It becomes essential for an athlete to determine whether their pre-performance mood fits within that optimal zone. “Luckily research has shown anxiety can be reduced through mental imagery, relaxation, and cognitive intervention,” Young said.
Ah, the unicorn of sports psychology. Let’s start by breaking down the two main types of motivation: intrinsic and extrinsic.
Young defined intrinsic motivation as “An athletes’ personal drive to achieve their goal. This may be setting a school record, winning a race, or defeating a particular opponent.”
In turn, “Extrinsic motivation is the resulting motivation from an outside source such a parents, coaches, or teammates,” stated Young.
Overall, many researchers argue that the greater determinant of achieving success in sports is intrinsic motivation. Let’s learn why and how.
“There are many people out there who have the talent to succeed but very few who have the motivational drive to do what it takes to succeed,” Young reported.
True champions feel a strong need to “demonstrate their personal competence and self-determination. As a result, they commit themselves to difficult and demanding goals, when these goals are achieved, the athletes’ feelings of self-competence are confirmed and their intrinsic motivation enhanced,” stated Young’s study.
Overall, champions exhibit extreme self-confidence, optimal performance anxiety, and high motivation during their training and competitions. When these characteristics work together, they form a strong, determined, clear-headed, and disciplined athlete. Sound like anyone you know?
Track and field stars like Jessica Ennis, the current Olympic heptathlon champion, are recorded as putting in an incredible 10,000 hours of hard work in the four years of preparation leading to the Olympic Games, explains an article by Inside The Games, a world sport site.
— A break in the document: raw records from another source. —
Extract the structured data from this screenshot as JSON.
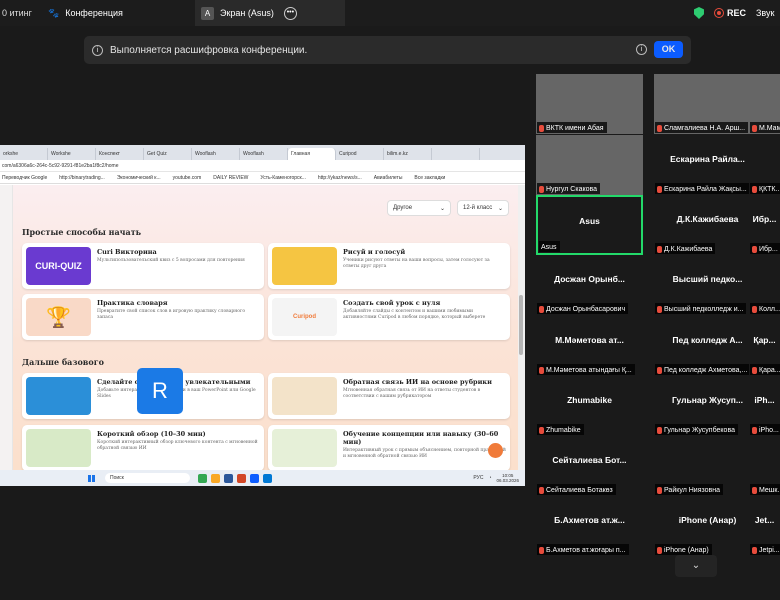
{
  "topbar": {
    "left_fragment": "0 итинг",
    "conference_title": "Конференция",
    "screen_tab_letter": "A",
    "screen_tab_title": "Экран (Asus)",
    "rec_label": "REC",
    "sound_label": "Звук"
  },
  "notice": {
    "text": "Выполняется расшифровка конференции.",
    "ok_label": "OK"
  },
  "browser": {
    "tabs": [
      "orkshe",
      "Workshe",
      "Конспект",
      "Get Quiz",
      "Wooflash",
      "Wooflash",
      "Главная",
      "Curipod",
      "bilim.e.kz",
      ""
    ],
    "active_tab_index": 6,
    "address": "com/a6306a6c-264c-5c92-9291-f81e2ba1f8c2/home",
    "bookmarks": [
      "Переводчик Google",
      "http://binarytrading...",
      "Экономический к...",
      "youtube.com",
      "DAILY REVIEW",
      "Усть-Каменогорск...",
      "http://ykaz/news/s...",
      "Авиабилеты",
      "Все закладки"
    ]
  },
  "page": {
    "filter_type": "Другое",
    "filter_grade": "12-й класс",
    "section1": "Простые способы начать",
    "section2": "Дальше базового",
    "cards": [
      {
        "title": "Curi Викторина",
        "desc": "Мультипользовательский квиз с 5 вопросами для повторения",
        "thumb_text": "CURI-QUIZ",
        "thumb_color": "#6a3ad0"
      },
      {
        "title": "Рисуй и голосуй",
        "desc": "Ученики рисуют ответы на ваши вопросы, затем голосуют за ответы друг друга",
        "thumb_text": "",
        "thumb_color": "#f5c542"
      },
      {
        "title": "Практика словаря",
        "desc": "Превратите свой список слов в игровую практику словарного запаса",
        "thumb_text": "",
        "thumb_color": "#f9d9c7"
      },
      {
        "title": "Создать свой урок с нуля",
        "desc": "Добавляйте слайды с контентом и вашими любимыми активностями Curipod в любом порядке, который выберете",
        "thumb_text": "Curipod",
        "thumb_color": "#f4f4f4"
      },
      {
        "title": "Сделайте свои слайды увлекательными",
        "desc": "Добавьте интерактивные активности в ваш PowerPoint или Google Slides",
        "thumb_text": "",
        "thumb_color": "#2b8fd8"
      },
      {
        "title": "Обратная связь ИИ на основе рубрики",
        "desc": "Мгновенная обратная связь от ИИ на ответы студентов в соответствии с вашим рубрикатором",
        "thumb_text": "",
        "thumb_color": "#f3e3c9"
      },
      {
        "title": "Короткий обзор (10–30 мин)",
        "desc": "Короткий интерактивный обзор ключевого контента с мгновенной обратной связью ИИ",
        "thumb_text": "",
        "thumb_color": "#d8eac7"
      },
      {
        "title": "Обучение концепции или навыку (30–60 мин)",
        "desc": "Интерактивный урок с прямым объяснением, повторной практикой и мгновенной обратной связью ИИ",
        "thumb_text": "",
        "thumb_color": "#e6f0d8"
      }
    ]
  },
  "taskbar": {
    "search_placeholder": "Поиск",
    "lang": "РУС",
    "time": "10:05",
    "date": "06.03.2026"
  },
  "participants": [
    {
      "label": "ВКТК имени Абая",
      "name": "",
      "video": true,
      "muted": true
    },
    {
      "label": "Сламгалиева Н.А. Арш...",
      "name": "",
      "video": true,
      "muted": true
    },
    {
      "label": "М.Мам...",
      "name": "",
      "video": true,
      "muted": true
    },
    {
      "label": "Нургул Скакова",
      "name": "",
      "video": true,
      "muted": true
    },
    {
      "label": "Ескарина Райла Жақсы...",
      "name": "Ескарина Райла...",
      "video": false,
      "muted": true
    },
    {
      "label": "ҚКТК...",
      "name": "",
      "video": false,
      "muted": true
    },
    {
      "label": "Asus",
      "name": "Asus",
      "video": false,
      "muted": false,
      "active": true
    },
    {
      "label": "Д.К.Кажибаева",
      "name": "Д.К.Кажибаева",
      "video": false,
      "muted": true
    },
    {
      "label": "Ибр...",
      "name": "Ибр...",
      "video": false,
      "muted": true
    },
    {
      "label": "Досжан Орынбасарович",
      "name": "Досжан Орынб...",
      "video": false,
      "muted": true
    },
    {
      "label": "Высший педколледж и...",
      "name": "Высший педко...",
      "video": false,
      "muted": true
    },
    {
      "label": "Колл...",
      "name": "",
      "video": false,
      "muted": true
    },
    {
      "label": "М.Мәметова атындағы Қ...",
      "name": "М.Мәметова ат...",
      "video": false,
      "muted": true
    },
    {
      "label": "Пед колледж Ахметова,...",
      "name": "Пед колледж А...",
      "video": false,
      "muted": true
    },
    {
      "label": "Қара...",
      "name": "Қар...",
      "video": false,
      "muted": true
    },
    {
      "label": "Zhumabike",
      "name": "Zhumabike",
      "video": false,
      "muted": true
    },
    {
      "label": "Гульнар Жусупбекова",
      "name": "Гульнар Жусуп...",
      "video": false,
      "muted": true
    },
    {
      "label": "iPho...",
      "name": "iPh...",
      "video": false,
      "muted": true
    },
    {
      "label": "Сейталиева Ботакөз",
      "name": "Сейталиева Бот...",
      "video": false,
      "muted": true
    },
    {
      "label": "Райкул Ниязовна",
      "name": "",
      "video": false,
      "muted": true,
      "avatar": "R"
    },
    {
      "label": "Мешк...",
      "name": "",
      "video": false,
      "muted": true
    },
    {
      "label": "Б.Ахметов ат.жоғары п...",
      "name": "Б.Ахметов ат.ж...",
      "video": false,
      "muted": true
    },
    {
      "label": "iPhone (Анар)",
      "name": "iPhone (Анар)",
      "video": false,
      "muted": true
    },
    {
      "label": "Jetpi...",
      "name": "Jet...",
      "video": false,
      "muted": true
    }
  ]
}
The popular concept of 10,000 hours hit the limelight in 2008 with the release of Malcolm Gladwell’s bestseller “Outliers: The Story of Success.” Recent studies have shown that this idea—to become the greatest at any given discipline, enormous time (an average of 10,000 hours) is required—rings true for many of the world’s most elite athletes.
In a study that included 100 elite athletes from the Olympic and Paralympic summer sports, we learn that the average athlete:
- Commits six hours a day, six days a week to training and competitions
- Has been working toward their Olympic or Paralympic goal for 11 years
- Seriously took up their sport at the age of 14 and now competes in seven international competitions per year
Another article from strengthplanet.com’s Judd Biasiotto, supports Gladwell’s theory and sheds additional light on what may be required to reach the world-class level.
Quoting research conducted by John Lather, a renowned sports researcher, Biasiotto’s article states, “The number one variable related to elite performance is time spent in training.” But not just time is required, Lather emphasizes that it is 20 hours of “quality training—with great intensity…that is required for elite performance.”
But what about attitude and ambition? Does an athlete’s psychological profile play into the equation? Biasiotto answers with, “World class athletes score low in tension, depression, anger, fatigue, and confusion, but extremely high in self confidence, mental toughness, and determination.”
A survey of 367 elite athletes conducted by Richard Cox, author of “Sport Psychology: Concepts and Applications,” agrees. “Motivation and commitment seems to be the common bond between world class athletes—they all tend to train with high intensity and purpose.”
So, keep running, cycling, swimming, and playing. Your high-quality time and training is getting you closer to your goals. And every time you choose an attitude of self-confidence, mental toughness, and determination, you are entering an entirely new playing field.